Phase II Combination Immunotherapy After ASCT for Advanced Myeloma to Study MAGE-A3 Immunizations With Hiltonol® (Poly-ICLC) Plus Transfer of Vaccine-Primed Autologous T Cells Followed by Lenalidomide Maintenance
Autologous stem cell transplant (ASCT) can lead to a complete or partial disappearance of
the myeloma in about 2 out of 3 patients. However, an ASCT only sometimes leads to a cure of
the myeloma. In about half the patients the myeloma comes back after about 1-2 years. In
about 90% of patients it comes back by about 10 years after transplant.
One possible way to improve upon the results of ASCT for myeloma is to help the body's
defense or immune system recover faster after transplant. Another way is to teach the body's
immune system to fight against the myeloma cells.
In two earlier research studies which included more than 100 patients, certain types of
immune cells called "T cells" or "T lymphocytes" were taken out of a patient's body using a
procedure called "apheresis". These cells were then grown up in the lab. After the
transplant, these T cells were put back into the patients. The replaced T cells helped the
patients'immune systems to recover faster after the transplant. In addition, when the T
cells were given back to patients they also received a vaccination. The vaccination or
injection was for a certain type of pneumonia germ called "pneumococcus". We found that most
patients built up protection against this pneumonia-causing germ. In another study, we used
a possible myeloma cancer vaccine. However, we found that less than half the patients
responded to this vaccine.
In this new study, we want to test a different type of myeloma cancer vaccine. This
different cancer vaccine is based on a protein called MAGE-A3. The MAGE-A3 protein is found
in about 50% of cases of myeloma. This vaccine consists of small pieces of protein (called
"peptides") which come from the MAGE-A3 protein. In order to help the immune system respond
better we will add two new steps. First we will add an immune system stimulant called
"Hiltonol®" to each vaccination. Hiltonol® is a chemical substance that turns on several
parts of the immune system. It may make the immune system better able to respond to the
vaccine. It has been tested in several hundred patients and has been used with about a dozen

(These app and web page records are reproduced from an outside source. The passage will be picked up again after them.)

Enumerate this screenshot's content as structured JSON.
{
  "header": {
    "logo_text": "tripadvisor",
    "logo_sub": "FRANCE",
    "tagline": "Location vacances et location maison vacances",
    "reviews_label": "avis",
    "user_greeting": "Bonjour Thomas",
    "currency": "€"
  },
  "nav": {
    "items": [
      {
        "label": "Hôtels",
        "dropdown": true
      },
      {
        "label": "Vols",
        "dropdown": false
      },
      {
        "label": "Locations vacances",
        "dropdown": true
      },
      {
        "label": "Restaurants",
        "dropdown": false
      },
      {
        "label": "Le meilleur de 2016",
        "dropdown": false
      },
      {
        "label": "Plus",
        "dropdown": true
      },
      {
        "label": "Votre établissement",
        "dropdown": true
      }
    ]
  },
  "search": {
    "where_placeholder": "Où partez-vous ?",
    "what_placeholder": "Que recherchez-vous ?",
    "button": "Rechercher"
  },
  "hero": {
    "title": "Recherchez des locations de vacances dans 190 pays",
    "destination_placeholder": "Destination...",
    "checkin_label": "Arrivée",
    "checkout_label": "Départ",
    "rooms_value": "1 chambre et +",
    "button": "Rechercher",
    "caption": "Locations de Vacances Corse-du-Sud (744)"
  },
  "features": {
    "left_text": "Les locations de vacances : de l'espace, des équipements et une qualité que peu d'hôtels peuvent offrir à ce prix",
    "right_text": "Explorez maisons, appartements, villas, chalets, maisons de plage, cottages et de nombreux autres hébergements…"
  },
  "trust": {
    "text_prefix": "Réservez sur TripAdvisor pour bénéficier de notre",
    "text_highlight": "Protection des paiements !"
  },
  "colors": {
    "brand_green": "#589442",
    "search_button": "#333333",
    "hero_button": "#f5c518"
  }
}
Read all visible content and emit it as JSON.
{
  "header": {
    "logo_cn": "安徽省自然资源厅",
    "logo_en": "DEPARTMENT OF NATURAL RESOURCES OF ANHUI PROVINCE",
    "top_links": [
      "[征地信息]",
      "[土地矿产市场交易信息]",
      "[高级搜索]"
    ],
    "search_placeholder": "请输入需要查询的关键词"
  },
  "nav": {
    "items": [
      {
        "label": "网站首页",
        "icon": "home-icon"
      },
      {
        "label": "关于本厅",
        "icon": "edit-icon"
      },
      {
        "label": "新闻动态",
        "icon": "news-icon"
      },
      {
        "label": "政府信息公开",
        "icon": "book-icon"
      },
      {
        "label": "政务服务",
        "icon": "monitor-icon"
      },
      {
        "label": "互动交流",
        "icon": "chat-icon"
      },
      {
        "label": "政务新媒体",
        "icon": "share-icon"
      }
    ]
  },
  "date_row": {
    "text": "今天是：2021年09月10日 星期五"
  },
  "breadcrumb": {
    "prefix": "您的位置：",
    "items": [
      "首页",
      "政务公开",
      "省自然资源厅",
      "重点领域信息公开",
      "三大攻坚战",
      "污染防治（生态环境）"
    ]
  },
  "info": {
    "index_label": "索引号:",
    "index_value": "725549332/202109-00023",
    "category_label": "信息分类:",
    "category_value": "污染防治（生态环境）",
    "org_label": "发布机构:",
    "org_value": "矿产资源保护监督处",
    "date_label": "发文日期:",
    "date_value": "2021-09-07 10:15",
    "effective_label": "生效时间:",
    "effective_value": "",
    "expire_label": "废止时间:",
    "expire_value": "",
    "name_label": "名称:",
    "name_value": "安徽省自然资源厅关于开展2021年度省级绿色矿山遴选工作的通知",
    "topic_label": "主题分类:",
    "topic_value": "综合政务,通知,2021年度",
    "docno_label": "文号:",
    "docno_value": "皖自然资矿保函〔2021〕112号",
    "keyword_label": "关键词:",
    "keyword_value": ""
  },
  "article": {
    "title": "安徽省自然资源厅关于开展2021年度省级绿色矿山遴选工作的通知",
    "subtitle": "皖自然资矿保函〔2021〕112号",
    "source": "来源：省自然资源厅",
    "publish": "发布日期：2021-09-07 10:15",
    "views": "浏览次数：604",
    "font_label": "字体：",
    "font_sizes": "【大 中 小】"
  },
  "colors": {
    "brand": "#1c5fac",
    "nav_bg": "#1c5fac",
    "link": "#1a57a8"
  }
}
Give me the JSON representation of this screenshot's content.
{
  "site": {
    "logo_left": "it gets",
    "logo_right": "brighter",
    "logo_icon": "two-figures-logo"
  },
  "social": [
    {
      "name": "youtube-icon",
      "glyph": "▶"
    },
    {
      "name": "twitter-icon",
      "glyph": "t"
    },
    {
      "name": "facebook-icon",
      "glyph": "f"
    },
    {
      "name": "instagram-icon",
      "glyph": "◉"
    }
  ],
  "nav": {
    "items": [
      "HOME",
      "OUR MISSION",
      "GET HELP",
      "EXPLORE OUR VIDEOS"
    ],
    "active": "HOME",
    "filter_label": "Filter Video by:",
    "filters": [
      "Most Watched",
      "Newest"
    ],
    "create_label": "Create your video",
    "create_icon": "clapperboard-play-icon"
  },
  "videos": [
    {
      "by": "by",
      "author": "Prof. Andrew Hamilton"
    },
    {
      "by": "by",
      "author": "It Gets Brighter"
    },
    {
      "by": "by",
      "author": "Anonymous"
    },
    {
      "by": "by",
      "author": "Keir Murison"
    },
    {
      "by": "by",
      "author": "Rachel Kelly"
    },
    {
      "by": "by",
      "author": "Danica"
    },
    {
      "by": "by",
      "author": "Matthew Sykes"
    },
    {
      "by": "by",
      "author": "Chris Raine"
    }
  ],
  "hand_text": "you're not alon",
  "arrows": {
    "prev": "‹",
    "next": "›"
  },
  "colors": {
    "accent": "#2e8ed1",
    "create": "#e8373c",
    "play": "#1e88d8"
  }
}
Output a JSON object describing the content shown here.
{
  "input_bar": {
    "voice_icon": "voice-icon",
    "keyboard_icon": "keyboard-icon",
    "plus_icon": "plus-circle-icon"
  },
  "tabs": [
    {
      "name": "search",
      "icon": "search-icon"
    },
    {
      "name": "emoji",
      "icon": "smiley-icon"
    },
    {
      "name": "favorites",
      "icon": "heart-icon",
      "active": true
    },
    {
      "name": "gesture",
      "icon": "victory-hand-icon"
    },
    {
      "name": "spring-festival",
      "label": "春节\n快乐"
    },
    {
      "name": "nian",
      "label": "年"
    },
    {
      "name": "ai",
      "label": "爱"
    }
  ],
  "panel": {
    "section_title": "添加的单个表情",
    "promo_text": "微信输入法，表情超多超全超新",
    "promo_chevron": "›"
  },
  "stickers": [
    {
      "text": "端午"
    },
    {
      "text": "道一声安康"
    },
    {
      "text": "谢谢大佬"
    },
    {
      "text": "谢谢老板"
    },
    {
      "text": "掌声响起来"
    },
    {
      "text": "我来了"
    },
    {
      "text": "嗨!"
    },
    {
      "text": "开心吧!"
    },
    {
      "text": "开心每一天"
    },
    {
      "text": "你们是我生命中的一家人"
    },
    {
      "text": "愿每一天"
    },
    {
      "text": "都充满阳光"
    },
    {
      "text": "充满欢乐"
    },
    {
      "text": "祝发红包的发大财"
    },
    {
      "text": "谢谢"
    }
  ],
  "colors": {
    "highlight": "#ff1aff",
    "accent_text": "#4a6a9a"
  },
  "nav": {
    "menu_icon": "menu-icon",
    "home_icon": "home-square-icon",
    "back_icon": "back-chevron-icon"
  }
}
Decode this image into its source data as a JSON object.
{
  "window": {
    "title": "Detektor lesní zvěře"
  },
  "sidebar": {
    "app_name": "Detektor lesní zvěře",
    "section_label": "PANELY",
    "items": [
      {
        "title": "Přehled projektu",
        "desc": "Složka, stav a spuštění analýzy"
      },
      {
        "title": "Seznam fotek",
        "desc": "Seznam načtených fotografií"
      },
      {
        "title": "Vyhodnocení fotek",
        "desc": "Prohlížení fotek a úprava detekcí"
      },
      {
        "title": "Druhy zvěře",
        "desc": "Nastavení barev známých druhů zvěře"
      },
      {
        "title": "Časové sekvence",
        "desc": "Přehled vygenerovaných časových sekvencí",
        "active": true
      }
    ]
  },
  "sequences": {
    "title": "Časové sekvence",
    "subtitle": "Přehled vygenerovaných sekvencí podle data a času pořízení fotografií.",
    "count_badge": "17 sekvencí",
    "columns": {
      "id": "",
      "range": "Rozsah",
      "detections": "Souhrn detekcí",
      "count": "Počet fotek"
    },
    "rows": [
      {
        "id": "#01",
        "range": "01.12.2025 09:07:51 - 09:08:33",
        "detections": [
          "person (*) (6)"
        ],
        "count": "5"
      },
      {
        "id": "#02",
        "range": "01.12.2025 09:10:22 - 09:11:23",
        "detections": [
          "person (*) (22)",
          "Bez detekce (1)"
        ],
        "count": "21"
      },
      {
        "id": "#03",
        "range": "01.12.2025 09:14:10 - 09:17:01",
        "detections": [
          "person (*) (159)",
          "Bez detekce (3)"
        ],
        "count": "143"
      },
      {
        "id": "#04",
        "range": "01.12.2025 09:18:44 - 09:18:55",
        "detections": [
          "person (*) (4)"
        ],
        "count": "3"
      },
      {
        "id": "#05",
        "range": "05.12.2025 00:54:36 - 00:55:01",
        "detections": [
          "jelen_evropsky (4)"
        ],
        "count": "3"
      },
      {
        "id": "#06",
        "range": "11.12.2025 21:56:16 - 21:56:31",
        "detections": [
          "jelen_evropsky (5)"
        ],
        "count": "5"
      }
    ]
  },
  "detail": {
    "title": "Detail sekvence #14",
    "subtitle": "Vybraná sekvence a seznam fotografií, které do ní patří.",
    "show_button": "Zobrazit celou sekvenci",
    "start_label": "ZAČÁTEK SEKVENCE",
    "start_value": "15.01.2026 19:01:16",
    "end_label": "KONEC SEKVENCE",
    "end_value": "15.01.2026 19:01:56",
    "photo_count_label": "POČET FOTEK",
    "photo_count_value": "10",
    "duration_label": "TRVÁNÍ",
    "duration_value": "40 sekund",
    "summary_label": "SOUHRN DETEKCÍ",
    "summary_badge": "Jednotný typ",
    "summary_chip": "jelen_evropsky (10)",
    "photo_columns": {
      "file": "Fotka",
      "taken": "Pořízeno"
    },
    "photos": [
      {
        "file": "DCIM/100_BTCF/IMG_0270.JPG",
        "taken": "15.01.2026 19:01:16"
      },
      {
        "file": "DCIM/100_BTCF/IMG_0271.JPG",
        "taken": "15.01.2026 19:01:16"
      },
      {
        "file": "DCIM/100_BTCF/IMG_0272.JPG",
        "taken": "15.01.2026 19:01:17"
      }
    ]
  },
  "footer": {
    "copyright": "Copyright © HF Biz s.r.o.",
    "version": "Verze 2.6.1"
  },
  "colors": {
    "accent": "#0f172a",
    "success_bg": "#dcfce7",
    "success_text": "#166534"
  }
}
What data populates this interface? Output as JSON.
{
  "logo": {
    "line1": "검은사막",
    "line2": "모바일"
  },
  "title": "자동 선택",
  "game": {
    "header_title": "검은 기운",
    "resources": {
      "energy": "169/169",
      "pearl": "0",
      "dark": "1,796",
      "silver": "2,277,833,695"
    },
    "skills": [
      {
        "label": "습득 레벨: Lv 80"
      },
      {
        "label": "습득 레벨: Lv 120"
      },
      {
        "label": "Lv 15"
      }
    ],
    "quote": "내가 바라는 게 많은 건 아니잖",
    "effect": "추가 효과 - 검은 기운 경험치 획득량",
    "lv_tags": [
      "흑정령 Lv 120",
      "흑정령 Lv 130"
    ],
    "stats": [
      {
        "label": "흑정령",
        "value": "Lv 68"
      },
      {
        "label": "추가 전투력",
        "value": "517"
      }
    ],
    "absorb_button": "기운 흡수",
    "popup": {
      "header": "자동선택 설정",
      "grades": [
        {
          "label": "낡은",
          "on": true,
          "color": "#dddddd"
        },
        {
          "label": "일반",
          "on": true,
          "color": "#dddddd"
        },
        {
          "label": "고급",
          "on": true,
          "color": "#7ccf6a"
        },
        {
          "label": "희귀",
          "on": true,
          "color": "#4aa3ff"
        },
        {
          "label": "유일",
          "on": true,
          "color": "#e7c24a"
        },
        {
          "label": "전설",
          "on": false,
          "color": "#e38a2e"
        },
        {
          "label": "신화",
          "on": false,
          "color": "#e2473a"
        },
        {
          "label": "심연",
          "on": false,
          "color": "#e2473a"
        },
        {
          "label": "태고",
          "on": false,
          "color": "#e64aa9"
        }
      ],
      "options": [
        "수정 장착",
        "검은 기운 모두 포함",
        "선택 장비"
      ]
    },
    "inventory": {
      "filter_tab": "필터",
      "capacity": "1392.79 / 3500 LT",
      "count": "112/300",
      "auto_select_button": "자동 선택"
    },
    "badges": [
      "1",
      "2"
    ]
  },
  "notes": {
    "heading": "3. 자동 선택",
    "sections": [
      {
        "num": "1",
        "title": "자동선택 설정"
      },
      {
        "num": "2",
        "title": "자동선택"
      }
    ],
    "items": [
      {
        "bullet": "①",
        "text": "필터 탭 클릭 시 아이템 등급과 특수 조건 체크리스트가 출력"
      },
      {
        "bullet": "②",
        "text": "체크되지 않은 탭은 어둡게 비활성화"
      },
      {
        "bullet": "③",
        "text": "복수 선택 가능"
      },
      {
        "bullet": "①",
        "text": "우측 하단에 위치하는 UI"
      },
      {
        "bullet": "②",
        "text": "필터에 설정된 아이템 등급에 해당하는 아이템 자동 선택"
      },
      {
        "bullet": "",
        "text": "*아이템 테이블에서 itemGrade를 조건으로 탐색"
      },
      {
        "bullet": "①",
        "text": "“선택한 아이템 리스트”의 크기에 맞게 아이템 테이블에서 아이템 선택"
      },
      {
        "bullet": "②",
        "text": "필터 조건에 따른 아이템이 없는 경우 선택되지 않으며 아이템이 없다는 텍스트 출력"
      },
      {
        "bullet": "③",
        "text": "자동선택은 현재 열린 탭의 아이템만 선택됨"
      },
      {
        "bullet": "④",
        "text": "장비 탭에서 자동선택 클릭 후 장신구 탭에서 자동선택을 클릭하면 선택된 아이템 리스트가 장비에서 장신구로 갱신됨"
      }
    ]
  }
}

different types of cancer and germ vaccines. Second, starting about 100 days after the
transplant procedure, patients will get a medicine called Lenalidomide. Lenalidomide is
already approved by the Food and Drug Administration (FDA) for treatment of myeloma. In this
study, we want to know whether Lenalidomide could help to improve the body's ability to
respond to the vaccinations and help to treat the myeloma itself.
Endpoint Classification: Safety/Efficacy Study, Intervention Model: Single Group Assignment, Masking: Open Label, Primary Purpose: Treatment
T-Cell responses against the MAGE-3 vaccine
T-cell responses against the MAGE-A3 vaccine as measured by proliferation & intracellular cytokine assays, at D100 post-transplant is the primary immunological endpoint.
At day 100 post transplant
Aaron Rapoport, M.D.
University of Maryland Greenebaum Cancer Center
United States: Food and Drug Administration
|Abramson Cancer Center of the University of Pennsylvania||Philadelphia, Pennsylvania 19104-4283|
|University of Maryland Greenebaum Cancer Center||Baltimore, Maryland 21201|